##### Data provided #####

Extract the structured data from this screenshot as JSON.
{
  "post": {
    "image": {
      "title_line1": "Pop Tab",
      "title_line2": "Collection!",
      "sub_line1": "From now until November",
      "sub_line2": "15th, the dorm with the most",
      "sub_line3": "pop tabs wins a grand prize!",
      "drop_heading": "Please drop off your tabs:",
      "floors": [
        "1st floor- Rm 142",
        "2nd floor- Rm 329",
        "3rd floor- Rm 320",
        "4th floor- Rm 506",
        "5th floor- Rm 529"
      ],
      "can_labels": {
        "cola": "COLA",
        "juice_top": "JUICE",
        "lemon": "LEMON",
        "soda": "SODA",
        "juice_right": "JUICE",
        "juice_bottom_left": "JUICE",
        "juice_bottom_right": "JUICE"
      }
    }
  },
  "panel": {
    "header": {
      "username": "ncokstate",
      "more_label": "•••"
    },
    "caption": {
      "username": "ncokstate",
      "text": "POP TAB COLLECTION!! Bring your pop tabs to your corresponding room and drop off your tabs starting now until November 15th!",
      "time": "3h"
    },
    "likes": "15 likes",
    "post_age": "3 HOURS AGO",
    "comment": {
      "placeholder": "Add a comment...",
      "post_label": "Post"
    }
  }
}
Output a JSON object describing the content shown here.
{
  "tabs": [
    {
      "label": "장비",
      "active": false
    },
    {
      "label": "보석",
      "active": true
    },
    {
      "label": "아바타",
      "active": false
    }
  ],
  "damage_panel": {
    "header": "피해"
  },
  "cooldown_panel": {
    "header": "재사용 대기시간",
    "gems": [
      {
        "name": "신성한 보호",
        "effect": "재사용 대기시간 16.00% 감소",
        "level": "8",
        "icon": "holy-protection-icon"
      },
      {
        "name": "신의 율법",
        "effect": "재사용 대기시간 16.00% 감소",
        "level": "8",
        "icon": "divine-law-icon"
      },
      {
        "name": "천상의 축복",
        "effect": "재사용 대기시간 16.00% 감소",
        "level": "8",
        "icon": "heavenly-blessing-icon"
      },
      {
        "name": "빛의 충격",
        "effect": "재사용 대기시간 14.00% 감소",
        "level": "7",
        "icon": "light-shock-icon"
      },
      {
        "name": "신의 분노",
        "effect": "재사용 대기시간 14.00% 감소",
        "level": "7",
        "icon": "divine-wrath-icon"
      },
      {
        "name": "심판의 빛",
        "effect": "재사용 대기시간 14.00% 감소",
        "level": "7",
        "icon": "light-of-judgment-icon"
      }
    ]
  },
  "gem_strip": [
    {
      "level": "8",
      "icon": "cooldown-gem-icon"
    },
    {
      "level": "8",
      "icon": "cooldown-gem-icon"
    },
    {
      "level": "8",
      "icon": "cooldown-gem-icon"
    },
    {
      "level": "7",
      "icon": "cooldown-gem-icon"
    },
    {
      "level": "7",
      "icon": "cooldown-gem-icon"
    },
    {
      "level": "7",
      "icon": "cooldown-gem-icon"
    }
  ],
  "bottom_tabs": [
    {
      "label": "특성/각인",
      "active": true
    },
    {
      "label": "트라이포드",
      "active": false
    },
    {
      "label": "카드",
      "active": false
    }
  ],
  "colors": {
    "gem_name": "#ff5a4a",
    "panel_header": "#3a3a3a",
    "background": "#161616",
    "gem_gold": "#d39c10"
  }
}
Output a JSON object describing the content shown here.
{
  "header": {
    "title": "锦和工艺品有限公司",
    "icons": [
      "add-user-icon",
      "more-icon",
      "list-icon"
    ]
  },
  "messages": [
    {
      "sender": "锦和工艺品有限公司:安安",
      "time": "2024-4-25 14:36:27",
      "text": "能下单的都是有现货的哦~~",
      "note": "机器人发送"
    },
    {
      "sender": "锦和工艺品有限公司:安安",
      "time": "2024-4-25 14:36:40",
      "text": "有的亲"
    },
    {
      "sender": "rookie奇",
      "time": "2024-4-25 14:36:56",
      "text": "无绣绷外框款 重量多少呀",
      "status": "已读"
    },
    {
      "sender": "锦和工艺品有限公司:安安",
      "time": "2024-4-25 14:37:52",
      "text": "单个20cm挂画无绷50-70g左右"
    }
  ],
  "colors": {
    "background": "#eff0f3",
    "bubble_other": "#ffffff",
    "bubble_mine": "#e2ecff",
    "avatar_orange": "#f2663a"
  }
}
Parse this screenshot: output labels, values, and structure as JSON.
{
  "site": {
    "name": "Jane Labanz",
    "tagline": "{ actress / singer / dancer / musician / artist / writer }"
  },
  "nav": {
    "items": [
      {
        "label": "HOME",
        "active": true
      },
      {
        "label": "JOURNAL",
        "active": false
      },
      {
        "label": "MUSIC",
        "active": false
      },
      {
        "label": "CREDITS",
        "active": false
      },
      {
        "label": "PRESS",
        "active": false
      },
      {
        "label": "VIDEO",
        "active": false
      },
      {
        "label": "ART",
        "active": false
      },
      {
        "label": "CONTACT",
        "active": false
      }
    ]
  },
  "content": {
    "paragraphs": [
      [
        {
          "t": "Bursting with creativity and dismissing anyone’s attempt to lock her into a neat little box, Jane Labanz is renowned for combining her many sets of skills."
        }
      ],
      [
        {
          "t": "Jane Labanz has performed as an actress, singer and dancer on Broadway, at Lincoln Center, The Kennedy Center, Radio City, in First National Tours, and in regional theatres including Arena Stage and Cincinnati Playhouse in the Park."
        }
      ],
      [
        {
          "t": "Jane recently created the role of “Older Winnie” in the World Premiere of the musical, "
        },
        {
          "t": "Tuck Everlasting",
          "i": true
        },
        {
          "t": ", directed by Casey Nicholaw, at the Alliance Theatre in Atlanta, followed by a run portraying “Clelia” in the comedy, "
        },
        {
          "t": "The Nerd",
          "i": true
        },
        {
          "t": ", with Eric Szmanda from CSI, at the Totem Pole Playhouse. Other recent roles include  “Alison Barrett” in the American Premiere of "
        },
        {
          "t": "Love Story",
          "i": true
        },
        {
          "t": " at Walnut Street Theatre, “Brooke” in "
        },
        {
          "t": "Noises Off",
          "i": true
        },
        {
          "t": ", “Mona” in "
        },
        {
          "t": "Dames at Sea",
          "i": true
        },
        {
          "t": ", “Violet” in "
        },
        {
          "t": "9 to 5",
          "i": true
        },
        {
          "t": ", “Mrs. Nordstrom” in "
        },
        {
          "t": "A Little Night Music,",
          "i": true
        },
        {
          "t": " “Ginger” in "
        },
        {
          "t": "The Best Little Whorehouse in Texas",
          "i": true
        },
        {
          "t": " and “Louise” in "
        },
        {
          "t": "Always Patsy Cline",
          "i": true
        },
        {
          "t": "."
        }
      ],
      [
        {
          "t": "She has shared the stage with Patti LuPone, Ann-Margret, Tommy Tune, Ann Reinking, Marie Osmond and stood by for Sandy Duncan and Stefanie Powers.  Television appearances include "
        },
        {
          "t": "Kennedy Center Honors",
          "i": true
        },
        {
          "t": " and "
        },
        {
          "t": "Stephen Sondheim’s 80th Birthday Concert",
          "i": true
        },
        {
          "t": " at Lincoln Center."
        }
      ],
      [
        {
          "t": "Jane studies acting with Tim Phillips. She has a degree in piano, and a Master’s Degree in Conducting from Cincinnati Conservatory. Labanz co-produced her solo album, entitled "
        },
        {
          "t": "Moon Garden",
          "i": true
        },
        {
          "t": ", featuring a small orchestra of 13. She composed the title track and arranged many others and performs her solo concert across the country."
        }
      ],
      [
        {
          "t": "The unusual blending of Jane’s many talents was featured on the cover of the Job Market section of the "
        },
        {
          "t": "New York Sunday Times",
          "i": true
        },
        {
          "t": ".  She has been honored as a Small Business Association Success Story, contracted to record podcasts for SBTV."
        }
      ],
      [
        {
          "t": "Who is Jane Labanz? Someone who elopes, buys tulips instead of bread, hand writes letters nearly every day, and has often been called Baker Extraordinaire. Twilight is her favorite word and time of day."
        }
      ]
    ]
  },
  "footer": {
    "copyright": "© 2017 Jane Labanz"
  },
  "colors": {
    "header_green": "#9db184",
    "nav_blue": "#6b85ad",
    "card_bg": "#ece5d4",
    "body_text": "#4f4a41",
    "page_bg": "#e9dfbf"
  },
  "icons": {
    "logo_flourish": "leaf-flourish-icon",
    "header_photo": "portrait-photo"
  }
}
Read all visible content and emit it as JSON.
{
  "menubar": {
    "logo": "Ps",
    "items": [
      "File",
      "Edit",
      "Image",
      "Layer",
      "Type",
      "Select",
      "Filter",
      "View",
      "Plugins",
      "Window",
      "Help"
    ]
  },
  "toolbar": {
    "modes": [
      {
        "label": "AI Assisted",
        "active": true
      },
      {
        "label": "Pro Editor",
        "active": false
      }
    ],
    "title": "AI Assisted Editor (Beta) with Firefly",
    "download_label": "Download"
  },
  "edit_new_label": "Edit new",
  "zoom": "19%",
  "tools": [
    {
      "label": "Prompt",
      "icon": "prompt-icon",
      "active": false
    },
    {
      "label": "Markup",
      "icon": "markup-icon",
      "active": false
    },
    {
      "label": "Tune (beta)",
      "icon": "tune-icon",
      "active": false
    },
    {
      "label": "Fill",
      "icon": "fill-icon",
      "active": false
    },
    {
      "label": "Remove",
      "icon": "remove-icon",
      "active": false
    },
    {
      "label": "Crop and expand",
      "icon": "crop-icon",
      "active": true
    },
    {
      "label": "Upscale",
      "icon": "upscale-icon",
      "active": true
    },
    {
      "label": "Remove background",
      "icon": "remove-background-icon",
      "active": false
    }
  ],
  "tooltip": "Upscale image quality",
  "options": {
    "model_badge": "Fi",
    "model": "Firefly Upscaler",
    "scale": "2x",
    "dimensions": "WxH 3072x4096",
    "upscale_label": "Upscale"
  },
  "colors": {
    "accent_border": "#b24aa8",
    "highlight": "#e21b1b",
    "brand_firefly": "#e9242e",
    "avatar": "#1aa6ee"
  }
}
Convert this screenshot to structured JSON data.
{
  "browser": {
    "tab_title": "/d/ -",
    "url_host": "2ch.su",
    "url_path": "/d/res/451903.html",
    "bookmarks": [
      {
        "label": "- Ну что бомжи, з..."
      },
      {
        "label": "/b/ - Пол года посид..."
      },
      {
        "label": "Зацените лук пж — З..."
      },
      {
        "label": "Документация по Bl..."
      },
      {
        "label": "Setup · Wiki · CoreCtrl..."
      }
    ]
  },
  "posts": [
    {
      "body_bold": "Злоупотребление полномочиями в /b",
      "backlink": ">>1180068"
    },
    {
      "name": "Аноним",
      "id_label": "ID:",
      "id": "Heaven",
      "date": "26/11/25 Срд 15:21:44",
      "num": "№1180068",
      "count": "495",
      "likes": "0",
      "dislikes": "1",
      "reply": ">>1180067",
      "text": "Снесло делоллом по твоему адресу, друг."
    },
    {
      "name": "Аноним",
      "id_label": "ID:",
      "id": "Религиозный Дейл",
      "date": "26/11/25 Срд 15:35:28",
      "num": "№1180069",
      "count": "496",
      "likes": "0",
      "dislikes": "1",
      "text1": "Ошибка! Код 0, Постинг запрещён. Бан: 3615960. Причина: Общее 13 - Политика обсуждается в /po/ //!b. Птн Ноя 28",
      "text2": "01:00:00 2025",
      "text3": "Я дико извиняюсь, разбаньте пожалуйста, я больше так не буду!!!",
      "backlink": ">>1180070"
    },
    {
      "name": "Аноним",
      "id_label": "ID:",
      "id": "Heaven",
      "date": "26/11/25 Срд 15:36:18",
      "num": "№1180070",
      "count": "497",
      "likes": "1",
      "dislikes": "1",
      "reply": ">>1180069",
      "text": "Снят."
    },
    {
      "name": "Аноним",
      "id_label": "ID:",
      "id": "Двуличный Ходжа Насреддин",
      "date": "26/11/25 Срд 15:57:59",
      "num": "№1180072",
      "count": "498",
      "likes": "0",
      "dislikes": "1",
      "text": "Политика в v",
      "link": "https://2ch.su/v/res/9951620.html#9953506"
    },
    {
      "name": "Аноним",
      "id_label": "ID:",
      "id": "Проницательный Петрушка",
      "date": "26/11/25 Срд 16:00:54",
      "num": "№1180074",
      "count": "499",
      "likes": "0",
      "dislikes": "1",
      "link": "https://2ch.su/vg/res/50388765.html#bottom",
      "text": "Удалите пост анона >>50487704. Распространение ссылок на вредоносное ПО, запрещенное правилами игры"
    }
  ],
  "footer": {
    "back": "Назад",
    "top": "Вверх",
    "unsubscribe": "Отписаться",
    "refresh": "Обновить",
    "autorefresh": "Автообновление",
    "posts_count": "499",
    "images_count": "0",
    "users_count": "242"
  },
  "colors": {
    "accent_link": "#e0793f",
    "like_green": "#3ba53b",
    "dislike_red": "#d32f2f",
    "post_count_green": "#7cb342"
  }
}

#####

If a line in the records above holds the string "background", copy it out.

* Solution to the problem
    "background": "#161616",
    "background": "#eff0f3",
      "label": "Remove background",
      "icon": "remove-background-icon",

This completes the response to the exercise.